The patient's clinical picture was at first interpreted as psychogenic paroxysmal dyskinesias (PxDs), although main diagnostic features suggesting a functional ethiology were missing. Owing to the absence of specific triggers and to the attack's duration, PxDs resulting from PRRT2 gene mutations might have been considered in our case, given the duration of attacks, lack of nonkinesigenic triggers, and mixed choreodystonic phenomenology. However, given the negative familial history and the age at onset, it is mandatory to exclude secondary forms of paroxysmal movement disorders (PMDs). Indeed, several conditions, most of them treatable, may cause PMDs, such as hypoparathyroidism, pseudohypoparathyroidism, and cerebrovascular diseases. Hypoglycemia is a rare cause of PMD and can be caused by an insulinoma (sporadic or within a multiple endocrine neoplasia [MEN] syndrome) or by a paraneoplastic syndrome.Given its insidious nature, this condition is still a diagnostic challenge. Detecting a low glucose level may be difficult because of the erratic activity of neoplastic cells, so serial samples analyses should be performed. Hypoglycemic condition, even if asymptomatic (hypoglycemia unawareness), is highly suggestive for insulinoma.

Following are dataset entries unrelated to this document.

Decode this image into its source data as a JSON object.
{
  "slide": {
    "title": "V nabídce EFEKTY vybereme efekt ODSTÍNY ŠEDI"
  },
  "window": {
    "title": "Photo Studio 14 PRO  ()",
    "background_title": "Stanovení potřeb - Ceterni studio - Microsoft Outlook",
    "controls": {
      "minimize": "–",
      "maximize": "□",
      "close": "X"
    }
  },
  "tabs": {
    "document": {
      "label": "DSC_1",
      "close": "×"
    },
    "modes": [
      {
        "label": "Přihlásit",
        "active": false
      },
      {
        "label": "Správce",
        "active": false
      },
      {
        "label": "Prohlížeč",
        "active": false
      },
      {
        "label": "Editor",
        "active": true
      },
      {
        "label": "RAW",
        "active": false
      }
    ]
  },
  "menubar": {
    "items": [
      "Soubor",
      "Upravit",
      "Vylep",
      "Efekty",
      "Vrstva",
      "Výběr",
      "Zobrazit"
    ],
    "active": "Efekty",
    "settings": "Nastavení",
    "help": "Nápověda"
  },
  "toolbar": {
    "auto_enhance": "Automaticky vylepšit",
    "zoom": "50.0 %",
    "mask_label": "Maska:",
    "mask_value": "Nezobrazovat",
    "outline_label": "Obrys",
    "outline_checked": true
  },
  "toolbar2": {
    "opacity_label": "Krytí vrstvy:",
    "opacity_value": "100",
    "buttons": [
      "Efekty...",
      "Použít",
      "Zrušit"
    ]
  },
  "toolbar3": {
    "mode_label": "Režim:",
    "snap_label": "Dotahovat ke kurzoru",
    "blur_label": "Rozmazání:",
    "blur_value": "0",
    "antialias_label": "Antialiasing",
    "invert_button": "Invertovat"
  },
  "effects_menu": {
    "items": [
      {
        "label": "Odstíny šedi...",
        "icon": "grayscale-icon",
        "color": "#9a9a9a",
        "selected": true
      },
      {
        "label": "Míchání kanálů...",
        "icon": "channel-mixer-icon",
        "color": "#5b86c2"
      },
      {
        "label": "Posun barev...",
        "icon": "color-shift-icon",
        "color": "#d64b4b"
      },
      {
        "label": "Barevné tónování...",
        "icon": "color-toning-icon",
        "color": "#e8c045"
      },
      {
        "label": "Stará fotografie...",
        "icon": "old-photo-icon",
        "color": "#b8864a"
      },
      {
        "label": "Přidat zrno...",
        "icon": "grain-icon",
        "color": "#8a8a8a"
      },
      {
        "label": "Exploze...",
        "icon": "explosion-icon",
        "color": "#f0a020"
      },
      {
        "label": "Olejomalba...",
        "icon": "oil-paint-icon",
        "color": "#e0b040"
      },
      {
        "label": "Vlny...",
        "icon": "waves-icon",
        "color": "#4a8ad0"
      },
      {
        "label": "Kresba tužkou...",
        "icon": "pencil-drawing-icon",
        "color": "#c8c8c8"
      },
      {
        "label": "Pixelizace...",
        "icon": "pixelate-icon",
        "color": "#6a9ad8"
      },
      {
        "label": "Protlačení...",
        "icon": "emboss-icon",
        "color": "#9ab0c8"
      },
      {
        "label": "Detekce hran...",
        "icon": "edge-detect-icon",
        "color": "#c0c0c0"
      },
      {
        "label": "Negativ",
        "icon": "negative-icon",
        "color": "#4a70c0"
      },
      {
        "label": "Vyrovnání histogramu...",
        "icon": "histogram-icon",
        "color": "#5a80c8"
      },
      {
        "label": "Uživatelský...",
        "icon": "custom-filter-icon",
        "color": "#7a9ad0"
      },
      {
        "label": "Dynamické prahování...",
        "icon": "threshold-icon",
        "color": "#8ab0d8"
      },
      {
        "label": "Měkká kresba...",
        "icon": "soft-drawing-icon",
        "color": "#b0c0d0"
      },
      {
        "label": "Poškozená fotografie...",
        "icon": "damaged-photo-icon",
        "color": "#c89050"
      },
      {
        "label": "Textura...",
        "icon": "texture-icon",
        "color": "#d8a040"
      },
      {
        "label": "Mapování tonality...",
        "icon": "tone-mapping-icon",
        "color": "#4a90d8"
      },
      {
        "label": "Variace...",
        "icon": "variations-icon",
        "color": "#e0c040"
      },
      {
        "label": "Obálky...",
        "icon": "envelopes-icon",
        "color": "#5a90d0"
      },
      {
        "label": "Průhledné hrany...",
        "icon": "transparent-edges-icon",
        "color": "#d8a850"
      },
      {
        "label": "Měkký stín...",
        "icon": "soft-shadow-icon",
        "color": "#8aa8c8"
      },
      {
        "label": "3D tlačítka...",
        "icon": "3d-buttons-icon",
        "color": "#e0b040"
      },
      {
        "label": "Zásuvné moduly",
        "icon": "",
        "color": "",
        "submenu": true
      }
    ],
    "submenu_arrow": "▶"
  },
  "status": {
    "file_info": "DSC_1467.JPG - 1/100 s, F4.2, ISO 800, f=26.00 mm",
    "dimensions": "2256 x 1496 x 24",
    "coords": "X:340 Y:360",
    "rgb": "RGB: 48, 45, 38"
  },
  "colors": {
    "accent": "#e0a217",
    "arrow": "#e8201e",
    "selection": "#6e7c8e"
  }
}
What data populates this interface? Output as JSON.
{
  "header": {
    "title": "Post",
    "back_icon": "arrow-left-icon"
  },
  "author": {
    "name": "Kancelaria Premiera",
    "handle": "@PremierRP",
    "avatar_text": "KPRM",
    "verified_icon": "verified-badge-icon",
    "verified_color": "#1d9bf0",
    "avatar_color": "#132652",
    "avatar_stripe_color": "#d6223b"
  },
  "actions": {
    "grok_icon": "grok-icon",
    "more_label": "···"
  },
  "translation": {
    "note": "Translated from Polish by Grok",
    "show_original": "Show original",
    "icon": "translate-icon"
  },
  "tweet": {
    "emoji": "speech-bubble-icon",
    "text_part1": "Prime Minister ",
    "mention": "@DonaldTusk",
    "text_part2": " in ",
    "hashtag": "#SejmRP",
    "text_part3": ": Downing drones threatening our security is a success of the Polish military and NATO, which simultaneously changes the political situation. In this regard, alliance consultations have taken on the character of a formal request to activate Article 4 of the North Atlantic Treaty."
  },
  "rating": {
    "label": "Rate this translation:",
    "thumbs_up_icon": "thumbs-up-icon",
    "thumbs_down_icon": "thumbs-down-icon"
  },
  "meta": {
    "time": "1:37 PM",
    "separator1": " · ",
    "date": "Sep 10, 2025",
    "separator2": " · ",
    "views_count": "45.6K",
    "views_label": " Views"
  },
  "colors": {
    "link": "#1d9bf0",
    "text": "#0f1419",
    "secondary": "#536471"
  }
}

Once suspected, CT scan remains the investigation of choice, confirming the presence of neoplastic tissue, localizing the site of surgery, and helping in differential diagnoses between sporadic cases and MEN syndrome. Given the high rate of success, patients should be referred to surgery, when contraindicated oral therapy remains a suitable option.
In conclusion, our final diagnosis was paroxysmal dystonic-dyskinetic syndrome and axonal motor neuropathy resulting from insulinoma. The complete remission of neurological symptoms after the tumor's excision strongly supports the correlation between both PNS and CNS symptoms and impaired glucose metabolism.[6-10] Genetic progress is improving our understanding in PMD, but formulating a proper presumptive diagnosis remains an essential requirement. An accurate anamnestic and symptoms record, and a high grade of suspect and several observations are crucial to pursue the recognition of this diagnostically challenging condition.